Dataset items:
···

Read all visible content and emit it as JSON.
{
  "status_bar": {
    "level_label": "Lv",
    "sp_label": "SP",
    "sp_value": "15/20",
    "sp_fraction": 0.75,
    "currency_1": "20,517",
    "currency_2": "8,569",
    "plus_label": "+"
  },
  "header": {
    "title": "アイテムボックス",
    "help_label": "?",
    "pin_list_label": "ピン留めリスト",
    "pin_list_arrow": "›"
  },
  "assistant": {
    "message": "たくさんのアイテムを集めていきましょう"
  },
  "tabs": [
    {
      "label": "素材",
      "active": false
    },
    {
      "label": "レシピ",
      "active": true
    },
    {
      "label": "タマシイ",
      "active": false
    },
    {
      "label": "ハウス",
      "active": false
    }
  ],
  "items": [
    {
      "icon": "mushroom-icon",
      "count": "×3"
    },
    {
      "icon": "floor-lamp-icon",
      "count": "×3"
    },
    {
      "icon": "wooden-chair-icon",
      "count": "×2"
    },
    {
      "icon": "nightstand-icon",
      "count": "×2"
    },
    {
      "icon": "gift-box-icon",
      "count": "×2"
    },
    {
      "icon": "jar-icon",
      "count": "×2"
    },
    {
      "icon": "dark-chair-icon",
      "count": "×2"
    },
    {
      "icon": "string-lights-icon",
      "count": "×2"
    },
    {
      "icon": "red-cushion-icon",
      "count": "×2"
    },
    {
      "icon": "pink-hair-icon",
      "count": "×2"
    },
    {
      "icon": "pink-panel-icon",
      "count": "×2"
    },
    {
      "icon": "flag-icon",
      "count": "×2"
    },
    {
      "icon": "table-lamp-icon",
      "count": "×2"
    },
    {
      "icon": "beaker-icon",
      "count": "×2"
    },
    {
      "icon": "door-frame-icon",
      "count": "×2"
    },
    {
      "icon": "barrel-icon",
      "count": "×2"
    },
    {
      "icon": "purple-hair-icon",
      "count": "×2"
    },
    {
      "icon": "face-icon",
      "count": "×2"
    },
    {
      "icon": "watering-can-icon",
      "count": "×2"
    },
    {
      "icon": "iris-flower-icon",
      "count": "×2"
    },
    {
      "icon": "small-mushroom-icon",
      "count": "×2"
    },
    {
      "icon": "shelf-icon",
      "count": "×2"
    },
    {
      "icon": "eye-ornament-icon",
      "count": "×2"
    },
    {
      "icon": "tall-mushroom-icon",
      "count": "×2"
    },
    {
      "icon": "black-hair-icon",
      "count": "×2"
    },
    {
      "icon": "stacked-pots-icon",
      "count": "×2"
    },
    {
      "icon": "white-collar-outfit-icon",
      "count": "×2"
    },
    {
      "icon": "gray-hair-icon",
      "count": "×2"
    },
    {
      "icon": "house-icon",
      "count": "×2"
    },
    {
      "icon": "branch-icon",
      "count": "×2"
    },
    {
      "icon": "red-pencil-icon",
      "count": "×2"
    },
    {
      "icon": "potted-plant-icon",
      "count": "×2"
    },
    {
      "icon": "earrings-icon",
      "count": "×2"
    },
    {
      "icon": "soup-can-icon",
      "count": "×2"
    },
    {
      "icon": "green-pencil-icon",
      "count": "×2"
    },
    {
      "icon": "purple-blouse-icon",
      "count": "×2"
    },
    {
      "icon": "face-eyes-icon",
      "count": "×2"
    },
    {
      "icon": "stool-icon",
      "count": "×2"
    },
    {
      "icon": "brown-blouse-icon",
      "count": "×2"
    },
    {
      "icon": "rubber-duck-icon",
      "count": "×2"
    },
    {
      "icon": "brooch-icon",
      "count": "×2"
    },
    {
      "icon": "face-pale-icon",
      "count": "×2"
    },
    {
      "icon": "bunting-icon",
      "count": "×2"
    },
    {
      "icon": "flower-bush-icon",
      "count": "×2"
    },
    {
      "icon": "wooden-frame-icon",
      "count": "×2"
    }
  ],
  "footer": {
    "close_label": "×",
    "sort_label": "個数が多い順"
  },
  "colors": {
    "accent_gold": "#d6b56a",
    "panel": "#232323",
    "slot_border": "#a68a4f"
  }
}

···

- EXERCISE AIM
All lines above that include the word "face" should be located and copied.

- FINISHED EXERCISE
      "icon": "face-icon",
      "icon": "face-eyes-icon",
      "icon": "face-pale-icon",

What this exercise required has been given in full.